The Internationalization of Advocacy for Nasrin Sotoudeh Intensifies

Momentum is gaining as many join the Raoul Wallenberg Centre for Human Rights (RWCHR) in advocating for the case and cause of Iranian human rights lawyer, Nasrin Sotoudeh, imprisoned since June 2018 after being convicted in absentia on spurious charges.

On July 17, the International Bar Association’s Human Rights Institute (IBAHRI) sent an public letter to Supreme Leader Ali Khamenei stressing that “Ms. Sotoudeh has been targeted as a result of her fulfilling her legitimate duties as a legal professional”. On November 29, the United Nations Office of the High Commissioner (OHCHR) issued a press release calling on “the Government [of Iran] to immediately release all those who have been imprisoned for promoting and protecting the rights of women”, including Nasrin Sotoudeh who was explicitly referenced. On December 13, the European Parliament voted overwhelmingly in support of a motion “[commending] Nasrin Sotoudeh for her courage and commitment”, and demanding that the “Government of Iran immediately and unconditionally release Nasrin Sotoudeh.”

In Canada, the mobilization of advocacy has intensified as well following the announcement of the RWCHR’s ‘Nelson Mandela’ International Political Prisoner Advocacy Project. At Queen’s University in Kingston, Ontario, students and professors have published a public letter supporting Nasrin Sotoudeh’s nomination for an honorary doctorate, a measure intended to recognize her fight for justice in Iran while shining a spotlight on her unjust and unlawful imprisonment. The advocacy at Queen’s University, and Nasrin’s pain and plight more generally, was highlighted in an Op-Ed penned by Senator Marilou McPhedran, Chair of the Raoul Wallenberg All-Party Parliamentary Caucus for Human Rights who has adopted Nasrin Sotoudeh’s case and cause as part of the Advocacy Project. In October, RWCHR Chair and Founder Irwin Cotler also published an Op-Ed shattering the silence and sounding the alarm, calling for Nasrin’s immediate release.

Nasrin Sotoudeh poses for a photo with her husband, Reza Khandan, her son, Nima, and her daughter, Mehraveh, at their home in Tehran on Sept. 18, 2013.
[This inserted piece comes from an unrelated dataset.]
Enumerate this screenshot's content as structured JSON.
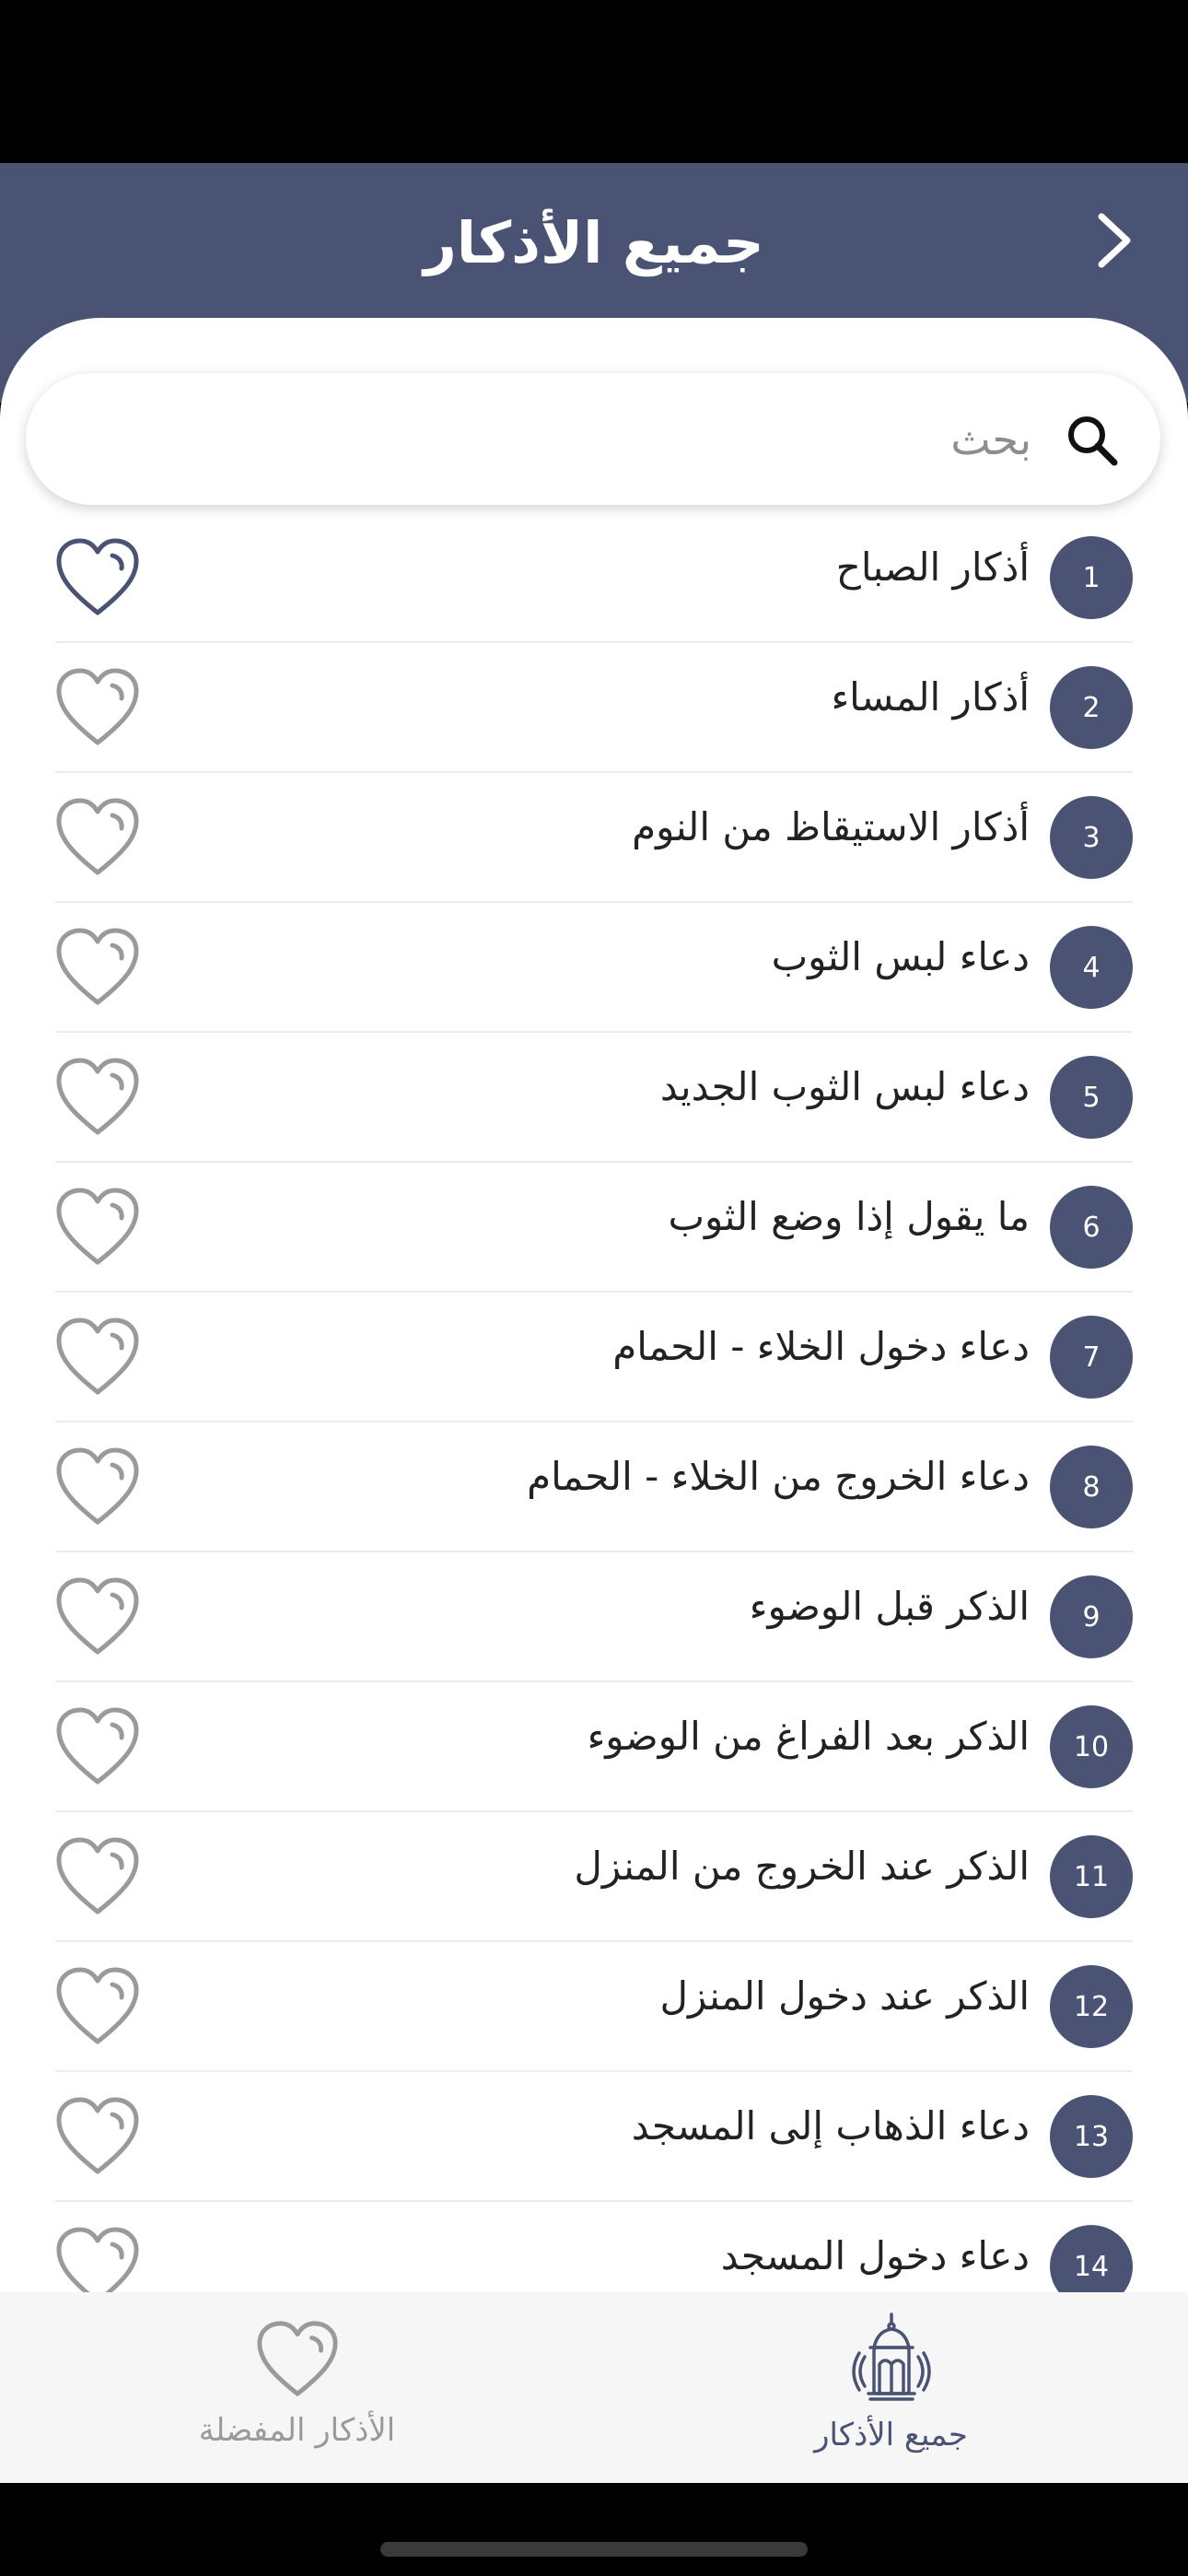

Nasrin Sotoudeh poses for a photo with her husband, Reza Khandan, her son, Nima, and her daughter, Mehraveh, at their home in Tehran on Sept. 18, 2013.

About Nasrin Sotoudeh
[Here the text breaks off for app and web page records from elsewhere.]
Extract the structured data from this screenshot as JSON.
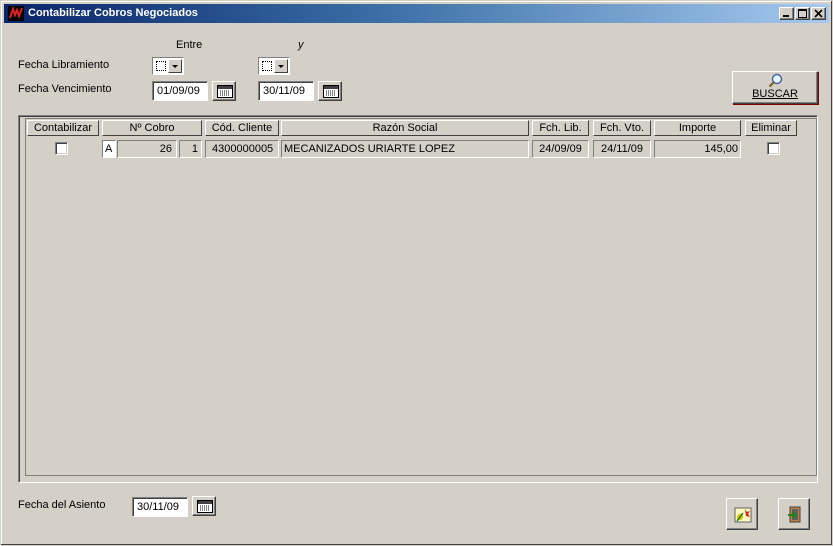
{
  "window": {
    "title": "Contabilizar Cobros Negociados",
    "controls": [
      "minimize-icon",
      "maximize-icon",
      "close-icon"
    ]
  },
  "filters": {
    "entre_label": "Entre",
    "y_label": "y",
    "fecha_libramiento_label": "Fecha Libramiento",
    "fecha_vencimiento_label": "Fecha Vencimiento",
    "vencimiento_desde": "01/09/09",
    "vencimiento_hasta": "30/11/09"
  },
  "buscar": {
    "label": "BUSCAR",
    "icon": "magnifier-icon"
  },
  "grid": {
    "headers": [
      "Contabilizar",
      "Nº Cobro",
      "Cód. Cliente",
      "Razón Social",
      "Fch. Lib.",
      "Fch. Vto.",
      "Importe",
      "Eliminar"
    ],
    "rows": [
      {
        "contabilizar": false,
        "serie": "A",
        "numero": "26",
        "linea": "1",
        "cod_cliente": "4300000005",
        "razon_social": "MECANIZADOS URIARTE LOPEZ",
        "fch_lib": "24/09/09",
        "fch_vto": "24/11/09",
        "importe": "145,00",
        "eliminar": false
      }
    ]
  },
  "footer": {
    "fecha_asiento_label": "Fecha del Asiento",
    "fecha_asiento": "30/11/09",
    "contabilizar_icon": "post-entries-icon",
    "salir_icon": "exit-door-icon"
  },
  "colors": {
    "face": "#d4d0c8",
    "title_start": "#0a246a",
    "title_end": "#a6caf0"
  }
}
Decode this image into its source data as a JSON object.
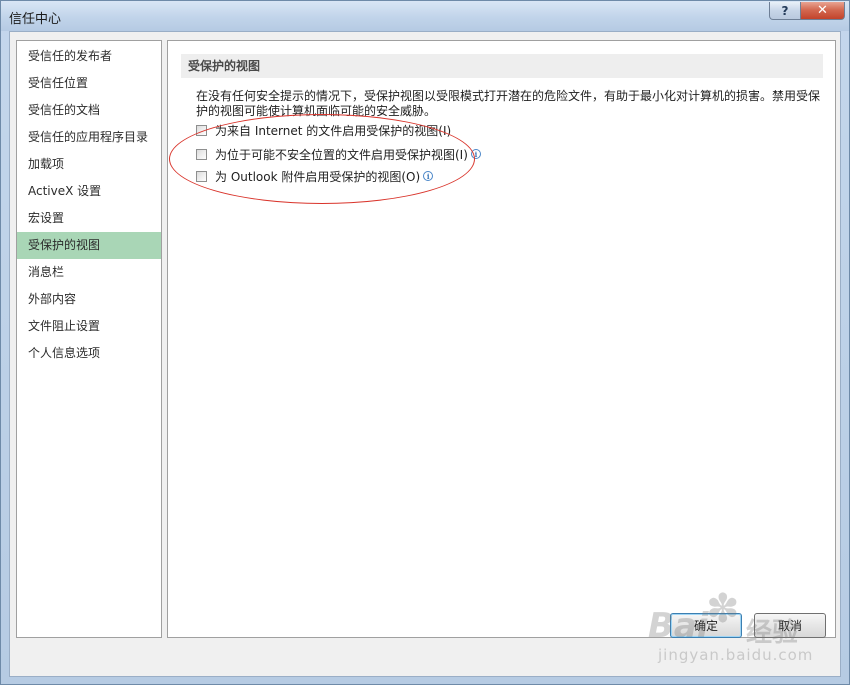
{
  "window": {
    "title": "信任中心"
  },
  "titlebar": {
    "help_label": "?",
    "close_label": "✕"
  },
  "sidebar": {
    "items": [
      {
        "label": "受信任的发布者",
        "active": false
      },
      {
        "label": "受信任位置",
        "active": false
      },
      {
        "label": "受信任的文档",
        "active": false
      },
      {
        "label": "受信任的应用程序目录",
        "active": false
      },
      {
        "label": "加载项",
        "active": false
      },
      {
        "label": "ActiveX 设置",
        "active": false
      },
      {
        "label": "宏设置",
        "active": false
      },
      {
        "label": "受保护的视图",
        "active": true
      },
      {
        "label": "消息栏",
        "active": false
      },
      {
        "label": "外部内容",
        "active": false
      },
      {
        "label": "文件阻止设置",
        "active": false
      },
      {
        "label": "个人信息选项",
        "active": false
      }
    ]
  },
  "main": {
    "section_title": "受保护的视图",
    "description": "在没有任何安全提示的情况下，受保护视图以受限模式打开潜在的危险文件，有助于最小化对计算机的损害。禁用受保护的视图可能使计算机面临可能的安全威胁。",
    "options": [
      {
        "label": "为来自 Internet 的文件启用受保护的视图(I)",
        "checked": false,
        "info_icon": false
      },
      {
        "label": "为位于可能不安全位置的文件启用受保护视图(I)",
        "checked": false,
        "info_icon": true
      },
      {
        "label": "为 Outlook 附件启用受保护的视图(O)",
        "checked": false,
        "info_icon": true
      }
    ]
  },
  "footer": {
    "ok_label": "确定",
    "cancel_label": "取消"
  },
  "watermark": {
    "logo": "Bai",
    "text": "经验",
    "url": "jingyan.baidu.com"
  },
  "colors": {
    "active_nav_bg": "#a9d6b6",
    "annotation_ellipse": "#d9342b",
    "close_button": "#c2432b"
  }
}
“Nasrin Sotoudeh [is] the lawyer so many of us human rights defenders in Iran would call when our government harassed us or put one of us, or one of our family members, in jail,” explained Nobel Laureate and one of Nasrin’s former clients, Shirin Ebadi. Indeed, in the words of RWCHR Chair Irwin Cotler, “Sotoudeh is both the embodiment of the struggle for human rights in Iran, as well as the symbol of the Iranian regime’s massive domestic repression. She represents — both legally and figuratively — the hundreds of Iranian citizens imprisoned and imperiled, tortured and tormented, for nothing other than exercising their fundamental rights to freedom of expression and human dignity.”

Indeed, Nasrin’s courage and commitment to justice in the face of persistent and pervasive injustices has touched the lives of all Iranian people, especially the women, children, journalists and religious minorities she has dedicated her life to defending. 
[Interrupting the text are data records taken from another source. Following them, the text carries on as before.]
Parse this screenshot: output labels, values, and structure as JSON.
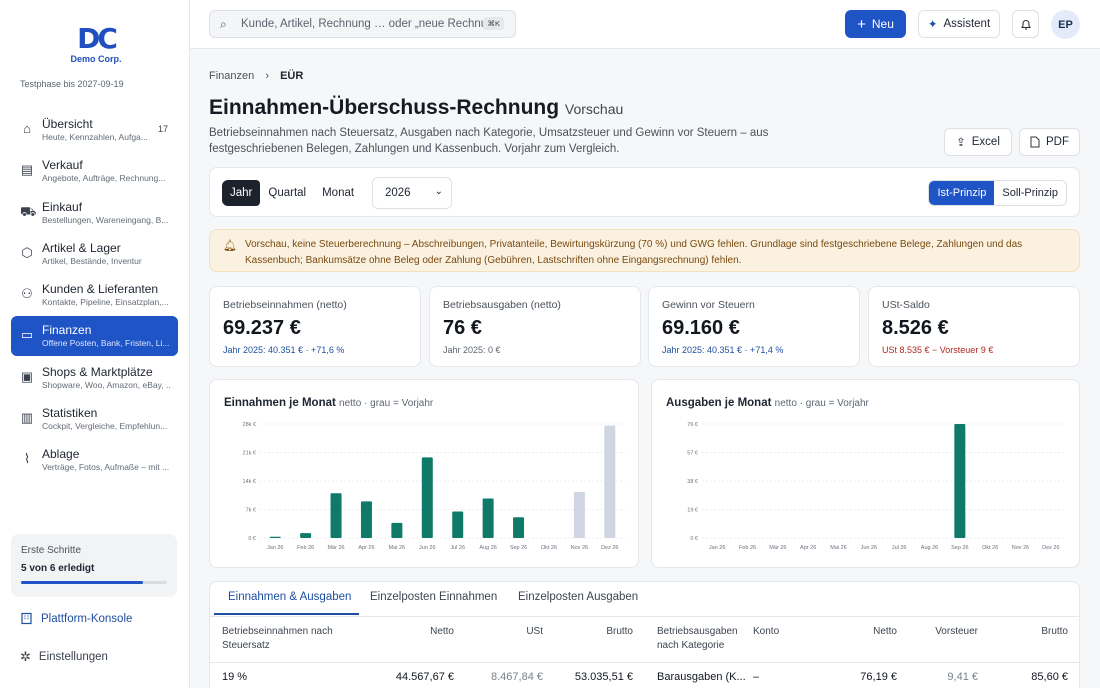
{
  "brand": {
    "logo_text": "DC",
    "logo_sub": "Demo Corp.",
    "trial": "Testphase bis 2027-09-19"
  },
  "nav": [
    {
      "label": "Übersicht",
      "sub": "Heute, Kennzahlen, Aufga...",
      "badge": "17",
      "icon": "home-icon"
    },
    {
      "label": "Verkauf",
      "sub": "Angebote, Aufträge, Rechnung...",
      "icon": "receipt-icon"
    },
    {
      "label": "Einkauf",
      "sub": "Bestellungen, Wareneingang, B...",
      "icon": "cart-icon"
    },
    {
      "label": "Artikel & Lager",
      "sub": "Artikel, Bestände, Inventur",
      "icon": "box-icon"
    },
    {
      "label": "Kunden & Lieferanten",
      "sub": "Kontakte, Pipeline, Einsatzplan,...",
      "icon": "users-icon"
    },
    {
      "label": "Finanzen",
      "sub": "Offene Posten, Bank, Fristen, Li...",
      "icon": "money-icon",
      "active": true
    },
    {
      "label": "Shops & Marktplätze",
      "sub": "Shopware, Woo, Amazon, eBay, ...",
      "icon": "shop-icon"
    },
    {
      "label": "Statistiken",
      "sub": "Cockpit, Vergleiche, Empfehlun...",
      "icon": "chart-icon"
    },
    {
      "label": "Ablage",
      "sub": "Verträge, Fotos, Aufmaße – mit ...",
      "icon": "paperclip-icon"
    }
  ],
  "steps": {
    "title": "Erste Schritte",
    "progress_text": "5 von 6 erledigt",
    "progress": 0.833
  },
  "side_links": {
    "console": "Plattform-Konsole",
    "settings": "Einstellungen"
  },
  "topbar": {
    "search_placeholder": "Kunde, Artikel, Rechnung … oder „neue Rechnu...",
    "kbd": "⌘K",
    "new": "Neu",
    "assistant": "Assistent",
    "avatar": "EP"
  },
  "page": {
    "breadcrumb": [
      "Finanzen",
      "EÜR"
    ],
    "title": "Einnahmen-Überschuss-Rechnung",
    "title_tag": "Vorschau",
    "subtitle": "Betriebseinnahmen nach Steuersatz, Ausgaben nach Kategorie, Umsatzsteuer und Gewinn vor Steuern – aus festgeschriebenen Belegen, Zahlungen und Kassenbuch. Vorjahr zum Vergleich.",
    "excel": "Excel",
    "pdf": "PDF"
  },
  "toolbar": {
    "periods": [
      "Jahr",
      "Quartal",
      "Monat"
    ],
    "year": "2026",
    "principles": [
      "Ist-Prinzip",
      "Soll-Prinzip"
    ]
  },
  "warning": "Vorschau, keine Steuerberechnung – Abschreibungen, Privatanteile, Bewirtungskürzung (70 %) und GWG fehlen. Grundlage sind festgeschriebene Belege, Zahlungen und das Kassenbuch; Bankumsätze ohne Beleg oder Zahlung (Gebühren, Lastschriften ohne Eingangsrechnung) fehlen.",
  "kpis": [
    {
      "label": "Betriebseinnahmen (netto)",
      "value": "69.237 €",
      "delta": "Jahr 2025: 40.351 € · +71,6 %",
      "tone": "blue"
    },
    {
      "label": "Betriebsausgaben (netto)",
      "value": "76 €",
      "delta": "Jahr 2025: 0 €",
      "tone": "grey"
    },
    {
      "label": "Gewinn vor Steuern",
      "value": "69.160 €",
      "delta": "Jahr 2025: 40.351 € · +71,4 %",
      "tone": "blue"
    },
    {
      "label": "USt-Saldo",
      "value": "8.526 €",
      "delta": "USt 8.535 € − Vorsteuer 9 €",
      "tone": "red"
    }
  ],
  "chart_data": [
    {
      "type": "bar",
      "title": "Einnahmen je Monat",
      "note": "netto · grau = Vorjahr",
      "categories": [
        "Jan 26",
        "Feb 26",
        "Mär 26",
        "Apr 26",
        "Mai 26",
        "Jun 26",
        "Jul 26",
        "Aug 26",
        "Sep 26",
        "Okt 26",
        "Nov 26",
        "Dez 26"
      ],
      "yticks": [
        "0 €",
        "7k €",
        "14k €",
        "21k €",
        "28k €"
      ],
      "ylim": [
        0,
        28000
      ],
      "series": [
        {
          "role": "current",
          "color": "#0f7a68",
          "values": [
            300,
            1200,
            11000,
            9000,
            3700,
            19800,
            6500,
            9700,
            5100,
            0,
            0,
            0
          ]
        },
        {
          "role": "previous",
          "color": "#cfd5e1",
          "values": [
            0,
            0,
            0,
            0,
            0,
            0,
            0,
            0,
            0,
            0,
            11300,
            27600
          ]
        }
      ]
    },
    {
      "type": "bar",
      "title": "Ausgaben je Monat",
      "note": "netto · grau = Vorjahr",
      "categories": [
        "Jan 26",
        "Feb 26",
        "Mär 26",
        "Apr 26",
        "Mai 26",
        "Jun 26",
        "Jul 26",
        "Aug 26",
        "Sep 26",
        "Okt 26",
        "Nov 26",
        "Dez 26"
      ],
      "yticks": [
        "0 €",
        "19 €",
        "38 €",
        "57 €",
        "76 €"
      ],
      "ylim": [
        0,
        76
      ],
      "series": [
        {
          "role": "current",
          "color": "#0f7a68",
          "values": [
            0,
            0,
            0,
            0,
            0,
            0,
            0,
            0,
            76,
            0,
            0,
            0
          ]
        },
        {
          "role": "previous",
          "color": "#cfd5e1",
          "values": [
            0,
            0,
            0,
            0,
            0,
            0,
            0,
            0,
            0,
            0,
            0,
            0
          ]
        }
      ]
    }
  ],
  "tabs": [
    "Einnahmen & Ausgaben",
    "Einzelposten Einnahmen",
    "Einzelposten Ausgaben"
  ],
  "income_table": {
    "headers": [
      "Betriebseinnahmen nach Steuersatz",
      "Netto",
      "USt",
      "Brutto"
    ],
    "rows": [
      [
        "19 %",
        "44.567,67 €",
        "8.467,84 €",
        "53.035,51 €"
      ]
    ]
  },
  "expense_table": {
    "headers": [
      "Betriebsausgaben nach Kategorie",
      "Konto",
      "Netto",
      "Vorsteuer",
      "Brutto"
    ],
    "rows": [
      [
        "Barausgaben (K...",
        "–",
        "76,19 €",
        "9,41 €",
        "85,60 €"
      ]
    ]
  }
}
In 2009 following the farcical and fraudulent Iranian elections, Nasrin was handed an eleven-year prison sentence for being one of the only lawyers courageous enough to defend the brave activists and dissidents that took took part in the Green Movement protests. Thankfully, the mobilization of international advocacy — which included York University awarding her an honorary doctorate in 2012 — secured Nasrin’s early release from prison in 2013. Following her release, Nasrin has marched on. This summer, she defended the ‘Girls of Revolution Street’ who were arrested for publicly removing their headscarves in defiance of the compulsory hijab dress code, and organized a sit-in to protest recent restrictions on defendants’ ability to hire independent lawyers. 

For this, Nasrin has been once again unjustly imprisoned in the notorious Evin Prison. Since, her family has been singled-out and targeted for persecution and prosecution: her husband, civil rights activist Reza Khandan, was detained and charged on fabricated charges and her children have been denied the right to visitation. While the internationalization and intensification of advocacy marks an important step in terminating this unjust victimization, we must continue to stand in solidarity with Nasrin, her family, and all other unjustly imprisoned human rights defenders in Iran, not relenting until they are freed.